(Crito,45d). Crito believes you should not have kids or stay with them to the end, raising them and educating them. Crito believes that the trial was unfair and should have never happened so with that said not doing anything to save Socrates or Socrates not saving himself is cowardly and unmanly. Socrates Counter-Arguments The first of Socrates counter arguments is about the opinions of men and whether you should listen to some peoples opinions, but not to others.
Socrates’ Arguments in the Crito In The Crito, Socrates argues that he should not escape prison because it would be morally incorrect. He says that the really important thing is not to live but to live well. Therefore, by escaping prison, not only will he suffer the consequences but also his family, his friends, and the city of Athens. Socrates argues that the city of Athens would be affected if he escapes from prison.
The reason I ask this question is because Socrates refused Crito’s and other friends’ suggestion and stick to his decision that is to stay in the prison instead of run away. In most people’s opinion, a father has to take the responsibilities to take care of his children.
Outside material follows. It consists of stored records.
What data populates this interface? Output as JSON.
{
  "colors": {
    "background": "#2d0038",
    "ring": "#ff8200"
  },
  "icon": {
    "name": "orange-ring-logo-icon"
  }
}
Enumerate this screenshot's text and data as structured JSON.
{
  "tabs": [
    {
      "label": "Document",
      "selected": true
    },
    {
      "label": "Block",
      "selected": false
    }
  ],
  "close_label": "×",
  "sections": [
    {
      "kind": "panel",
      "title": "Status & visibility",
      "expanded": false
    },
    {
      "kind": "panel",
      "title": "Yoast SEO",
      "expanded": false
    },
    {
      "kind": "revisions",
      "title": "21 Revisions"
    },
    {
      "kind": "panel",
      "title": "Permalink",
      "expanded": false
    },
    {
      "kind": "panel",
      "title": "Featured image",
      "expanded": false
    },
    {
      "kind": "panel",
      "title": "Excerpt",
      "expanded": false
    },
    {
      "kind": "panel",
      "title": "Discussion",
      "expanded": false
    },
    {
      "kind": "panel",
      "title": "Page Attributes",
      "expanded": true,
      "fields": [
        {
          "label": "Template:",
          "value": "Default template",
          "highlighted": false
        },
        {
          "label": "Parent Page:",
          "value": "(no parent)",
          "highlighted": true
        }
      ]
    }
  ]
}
Also, a husband should try as hard as possible to protect his wife if he loved her. However, Socrates didn’t do so as we expect.
In Apology, Socrates faces possible execution as he stands trial in front of his fellow Athenian men. This jury of men must decide whether Socrates has acted impiously against the gods and if he has corrupted the youth of Athens. Socrates claims in his defense that he wants to live a private life, away from public affairs and teachings in Athens. He instead wants to focus on self-examination and learning truths from those in Athens through inquiry. Socrates argues that "a [man] who really fights for justice must lead a private, not a public, life if [he] is to survive for even a short time" (32a).
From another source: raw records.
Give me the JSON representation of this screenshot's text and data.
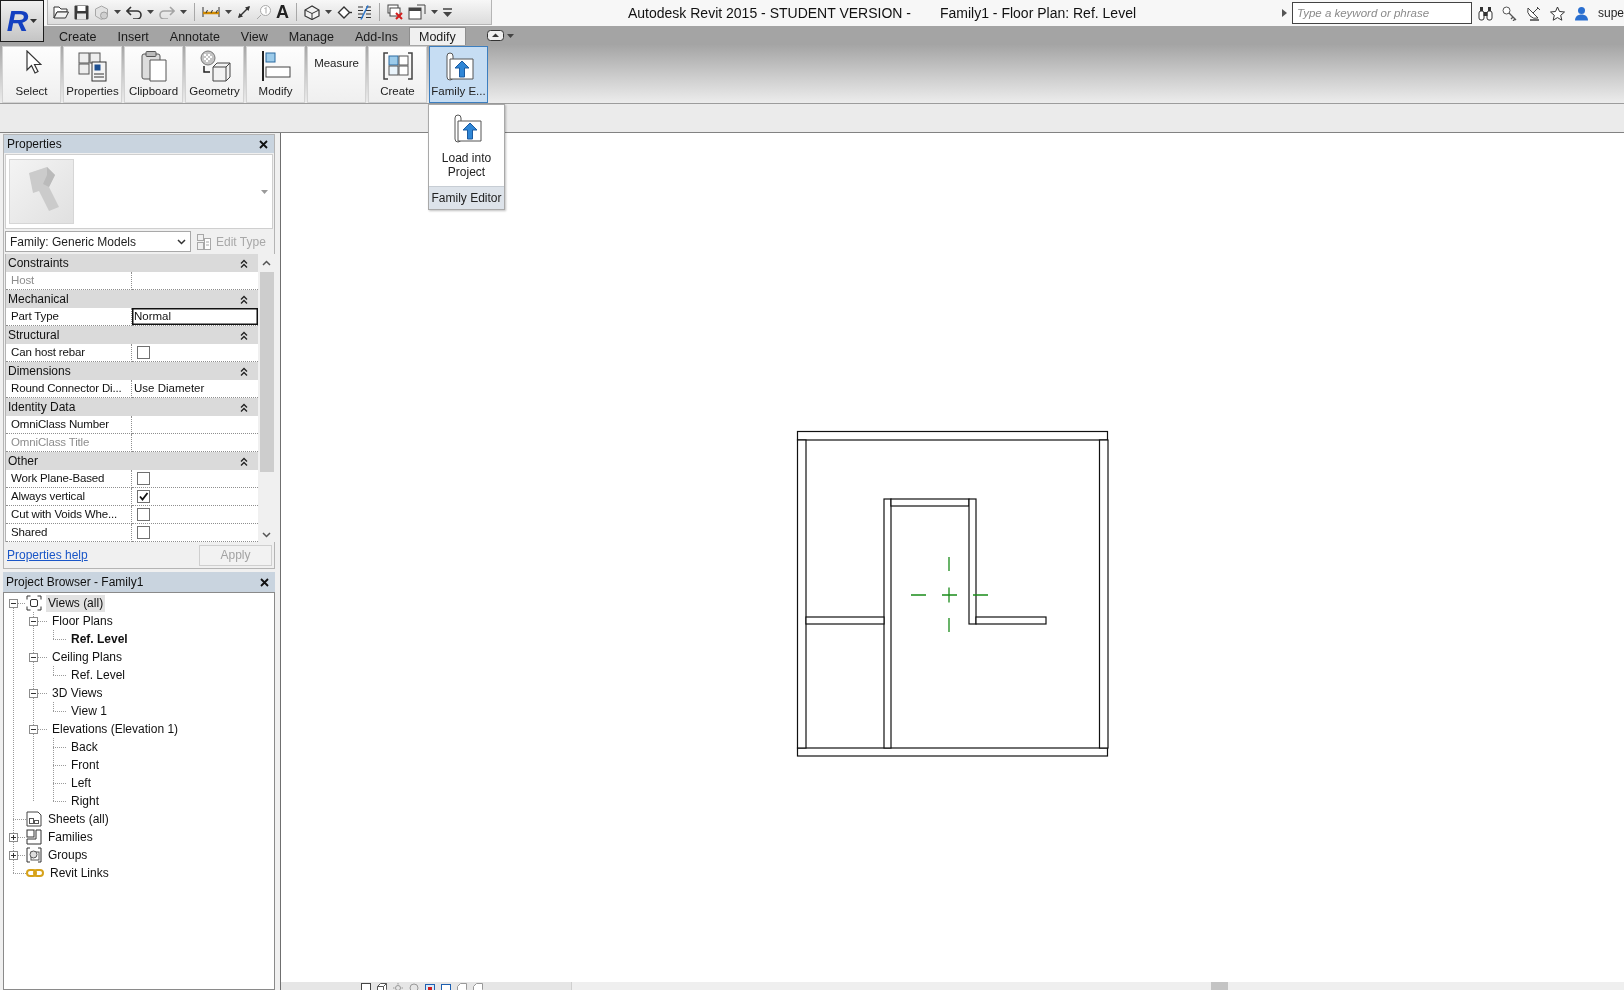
{
  "app_button": {
    "logo": "R"
  },
  "quick_access": {
    "text_label": "A"
  },
  "app": {
    "title": "Autodesk Revit 2015 - STUDENT VERSION -",
    "document": "Family1 - Floor Plan: Ref. Level"
  },
  "search": {
    "placeholder": "Type a keyword or phrase"
  },
  "user": {
    "name": "supe"
  },
  "ribbon_tabs": [
    {
      "label": "Create",
      "selected": false
    },
    {
      "label": "Insert",
      "selected": false
    },
    {
      "label": "Annotate",
      "selected": false
    },
    {
      "label": "View",
      "selected": false
    },
    {
      "label": "Manage",
      "selected": false
    },
    {
      "label": "Add-Ins",
      "selected": false
    },
    {
      "label": "Modify",
      "selected": true
    }
  ],
  "ribbon_panels": [
    {
      "label": "Select",
      "expanded": false
    },
    {
      "label": "Properties",
      "expanded": false
    },
    {
      "label": "Clipboard",
      "expanded": false
    },
    {
      "label": "Geometry",
      "expanded": false
    },
    {
      "label": "Modify",
      "expanded": false
    },
    {
      "label": "Measure",
      "expanded": false
    },
    {
      "label": "Create",
      "expanded": false
    },
    {
      "label": "Family E...",
      "expanded": true
    }
  ],
  "panel_dropdown": {
    "items": [
      {
        "label": "Load into Project"
      }
    ],
    "footer": "Family Editor"
  },
  "properties": {
    "title": "Properties",
    "type_selector": "Family: Generic Models",
    "edit_type": {
      "label": "Edit Type",
      "disabled": true
    },
    "groups": [
      {
        "name": "Constraints",
        "expanded": true,
        "rows": [
          {
            "label": "Host",
            "kind": "text",
            "disabled": true,
            "selected": false
          }
        ]
      },
      {
        "name": "Mechanical",
        "expanded": true,
        "rows": [
          {
            "label": "Part Type",
            "kind": "text",
            "value": "Normal",
            "disabled": false,
            "selected": true
          }
        ]
      },
      {
        "name": "Structural",
        "expanded": true,
        "rows": [
          {
            "label": "Can host rebar",
            "kind": "checkbox",
            "checked": false,
            "disabled": false,
            "selected": false
          }
        ]
      },
      {
        "name": "Dimensions",
        "expanded": true,
        "rows": [
          {
            "label": "Round Connector Di...",
            "kind": "text",
            "value": "Use Diameter",
            "disabled": false,
            "selected": false
          }
        ]
      },
      {
        "name": "Identity Data",
        "expanded": true,
        "rows": [
          {
            "label": "OmniClass Number",
            "kind": "text",
            "disabled": false,
            "selected": false
          },
          {
            "label": "OmniClass Title",
            "kind": "text",
            "disabled": true,
            "selected": false
          }
        ]
      },
      {
        "name": "Other",
        "expanded": true,
        "rows": [
          {
            "label": "Work Plane-Based",
            "kind": "checkbox",
            "checked": false,
            "disabled": false,
            "selected": false
          },
          {
            "label": "Always vertical",
            "kind": "checkbox",
            "checked": true,
            "disabled": false,
            "selected": false
          },
          {
            "label": "Cut with Voids Whe...",
            "kind": "checkbox",
            "checked": false,
            "disabled": false,
            "selected": false
          },
          {
            "label": "Shared",
            "kind": "checkbox",
            "checked": false,
            "disabled": false,
            "selected": false
          }
        ]
      }
    ],
    "help_link": "Properties help",
    "apply": {
      "label": "Apply",
      "disabled": true
    }
  },
  "project_browser": {
    "title": "Project Browser - Family1",
    "tree": [
      {
        "label": "Views (all)",
        "expanded": true,
        "selected": true,
        "children": [
          {
            "label": "Floor Plans",
            "expanded": true,
            "selected": false,
            "children": [
              {
                "label": "Ref. Level",
                "selected": false,
                "current": true
              }
            ]
          },
          {
            "label": "Ceiling Plans",
            "expanded": true,
            "selected": false,
            "children": [
              {
                "label": "Ref. Level",
                "selected": false,
                "current": false
              }
            ]
          },
          {
            "label": "3D Views",
            "expanded": true,
            "selected": false,
            "children": [
              {
                "label": "View 1",
                "selected": false,
                "current": false
              }
            ]
          },
          {
            "label": "Elevations (Elevation 1)",
            "expanded": true,
            "selected": false,
            "children": [
              {
                "label": "Back",
                "selected": false,
                "current": false
              },
              {
                "label": "Front",
                "selected": false,
                "current": false
              },
              {
                "label": "Left",
                "selected": false,
                "current": false
              },
              {
                "label": "Right",
                "selected": false,
                "current": false
              }
            ]
          }
        ]
      },
      {
        "label": "Sheets (all)",
        "selected": false
      },
      {
        "label": "Families",
        "expanded": false,
        "selected": false
      },
      {
        "label": "Groups",
        "expanded": false,
        "selected": false
      },
      {
        "label": "Revit Links",
        "selected": false
      }
    ]
  }
}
Making enemies and becoming the topic of conversation, the Athenians began to view Socrates as a threat to their beliefs and way of life and sought to end it. In order to end this, Socrates was accused of blasphemy (Mod1SlideC7). Socrates’s accusers took him to court and after Socrates did not play their game by asking to be sent into exile, and in the end, he was sentenced to death. After reading the textbook and Plato’s writing influenced by Socrates, I realized that in the period of his life Socrates was indeed truly a threat to the Athens society, because he looked for answers that no one else bothered to find which challenged their culture.
To be just or to be served an injustice and obey, this is the very basis of the philosophical dialogue between Socrates and Crito. The Crito begins as one of Socrates’ wealthy friends, Crito, offers Socrates a path to freedom—to escape from Athens. Through the ensuing dialogue, Socrates examines, as a man who is bound by principles of justice, whether an unjust verdict should be responded to with injustice. In the dialogue between Socrates and Crito, Socrates outlines his main arguments and principles that prevent him from escaping under such circumstances. Socrates is under guard when Crito visits him, thus the plan to escape.
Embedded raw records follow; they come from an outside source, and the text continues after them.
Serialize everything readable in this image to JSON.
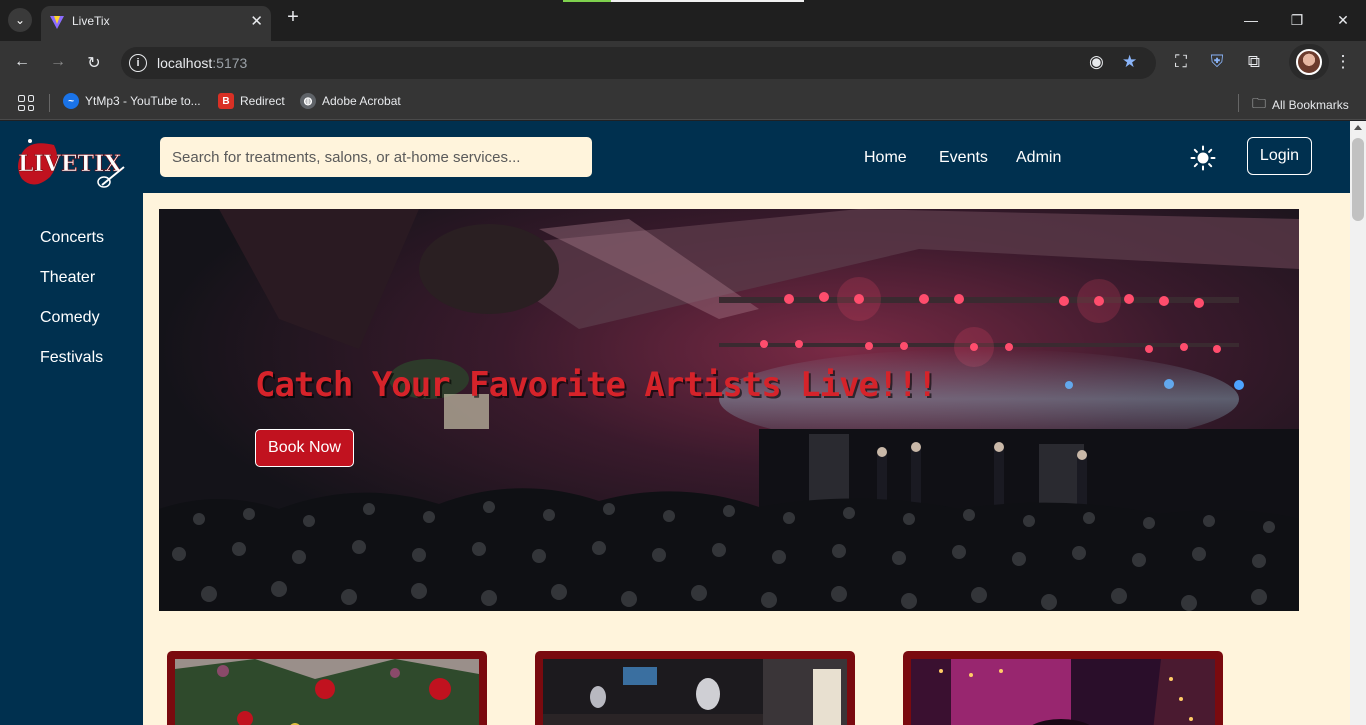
{
  "browser": {
    "tab_title": "LiveTix",
    "url_host": "localhost",
    "url_port": ":5173",
    "bookmarks": [
      {
        "label": "YtMp3 - YouTube to...",
        "icon": "ytmp3-icon",
        "color": "#1a73e8"
      },
      {
        "label": "Redirect",
        "icon": "redirect-icon",
        "color": "#d93025"
      },
      {
        "label": "Adobe Acrobat",
        "icon": "globe-icon",
        "color": "#5f6368"
      }
    ],
    "all_bookmarks": "All Bookmarks"
  },
  "site": {
    "brand": "LIVETIX",
    "search_placeholder": "Search for treatments, salons, or at-home services...",
    "nav": [
      "Home",
      "Events",
      "Admin"
    ],
    "login_label": "Login",
    "sidebar": [
      "Concerts",
      "Theater",
      "Comedy",
      "Festivals"
    ],
    "hero_title": "Catch Your Favorite Artists Live!!!",
    "hero_button": "Book Now",
    "colors": {
      "navy": "#00304f",
      "cream": "#fff4dc",
      "accent_red": "#c1121f",
      "card_border": "#7a0a0f"
    }
  }
}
In conclusion, therefore I should stay in jail and accept the death penalty. 3. Agreement argument – if I escape, then I will break an agreement I made with this city, to break an agreement is an unjust action, doing unjust actions harms the soul, and it is better to die than to live with a ruined soul. In conclusion, Socrates should stay in jail and accept the death penalty. In conclusion Crito's arguments are very narrow.